Commenting on trends in the casualty market after the 2017 mid-year renewals, Willis Re said demand for reinsurance is increasing as the cyber market expands and global demand is stimulated by pending regulation in the European Union (EU) and Australia.
As underlying cyber coverage expands with first party exposures, reinsurers appear to have become more focused on aggregate accumulation.
With the exception of London, most cyber capacity written remains quota share or stop loss with largely flat ceding commissions.
U.K. and European casualty business – which brings valuable diversification benefits – remained a target class for reinsurers, with larger established reinsurers being favoured for their perceived claims handling and underwriting referral expertise.
Changes to leadership of programmes remain rare, said Willis, although in Australia a trend emerged of buyers and reinsurers being increasingly prepared to sever long-term relationships if mutually beneficial terms cannot be realized.
The mid-year renewals showed excess of loss capacity is abundant for regional U.K. and European casualty business, but where U.K. exposures are dominant there has been impact from concerns over the Ogden rate change.

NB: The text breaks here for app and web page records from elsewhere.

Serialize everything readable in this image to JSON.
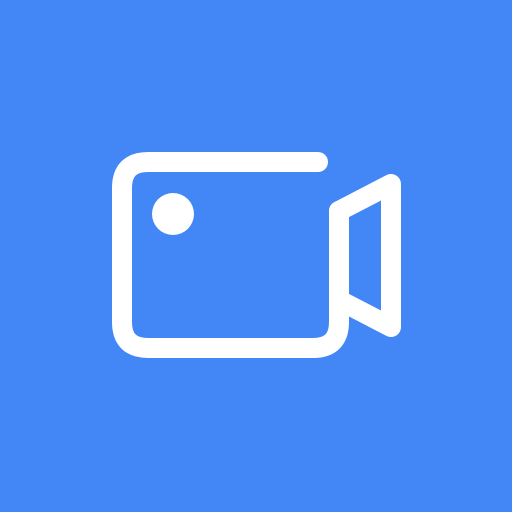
{
  "icon": {
    "name": "video-camera-icon",
    "background_color": "#4287F5",
    "foreground_color": "#FFFFFF"
  }
}
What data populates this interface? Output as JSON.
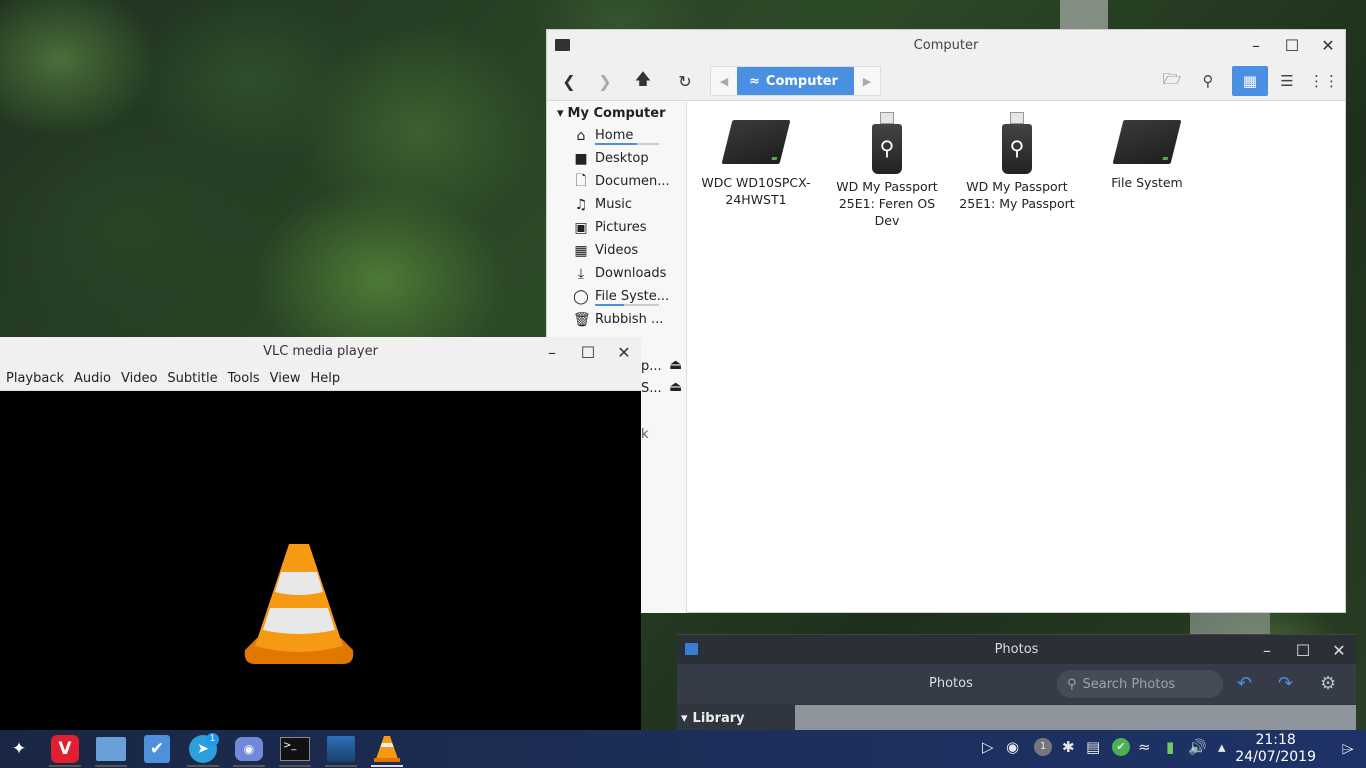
{
  "file_manager": {
    "title": "Computer",
    "breadcrumb": "Computer",
    "sidebar": {
      "heading": "My Computer",
      "items": [
        {
          "label": "Home",
          "icon": "home-icon",
          "usage_percent": 65
        },
        {
          "label": "Desktop",
          "icon": "folder-icon"
        },
        {
          "label": "Documen...",
          "icon": "document-icon"
        },
        {
          "label": "Music",
          "icon": "music-icon"
        },
        {
          "label": "Pictures",
          "icon": "pictures-icon"
        },
        {
          "label": "Videos",
          "icon": "video-icon"
        },
        {
          "label": "Downloads",
          "icon": "download-icon"
        },
        {
          "label": "File Syste...",
          "icon": "filesystem-icon",
          "usage_percent": 45
        },
        {
          "label": "Rubbish ...",
          "icon": "trash-icon"
        }
      ],
      "peek_items": [
        "p...",
        "S...",
        "k"
      ]
    },
    "drives": [
      {
        "label": "WDC WD10SPCX-24HWST1",
        "icon": "hard-drive-icon"
      },
      {
        "label": "WD My Passport 25E1: Feren OS Dev",
        "icon": "usb-drive-icon"
      },
      {
        "label": "WD My Passport 25E1: My Passport",
        "icon": "usb-drive-icon"
      },
      {
        "label": "File System",
        "icon": "hard-drive-icon"
      }
    ]
  },
  "vlc": {
    "title": "VLC media player",
    "menu": [
      "Playback",
      "Audio",
      "Video",
      "Subtitle",
      "Tools",
      "View",
      "Help"
    ]
  },
  "photos": {
    "title": "Photos",
    "toolbar_label": "Photos",
    "search_placeholder": "Search Photos",
    "library_label": "Library"
  },
  "taskbar": {
    "apps": [
      "start-menu",
      "vivaldi",
      "files",
      "store",
      "telegram",
      "discord",
      "terminal",
      "photos",
      "vlc"
    ],
    "telegram_badge": "1",
    "tray_badge": "1",
    "time": "21:18",
    "date": "24/07/2019"
  },
  "colors": {
    "accent": "#4a90e2",
    "vlc_orange": "#f08a00"
  }
}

For general third party liability risk, Willis noted, rate changes were comparatively less “elastic than in short tail classes due to smaller reinsurer panel choice and buyer preference for reinsurer panel composition continuity,” although “incumbent reinsurers have responded appropriately to client requests thereby avoiding too much strain in their trading relationships.”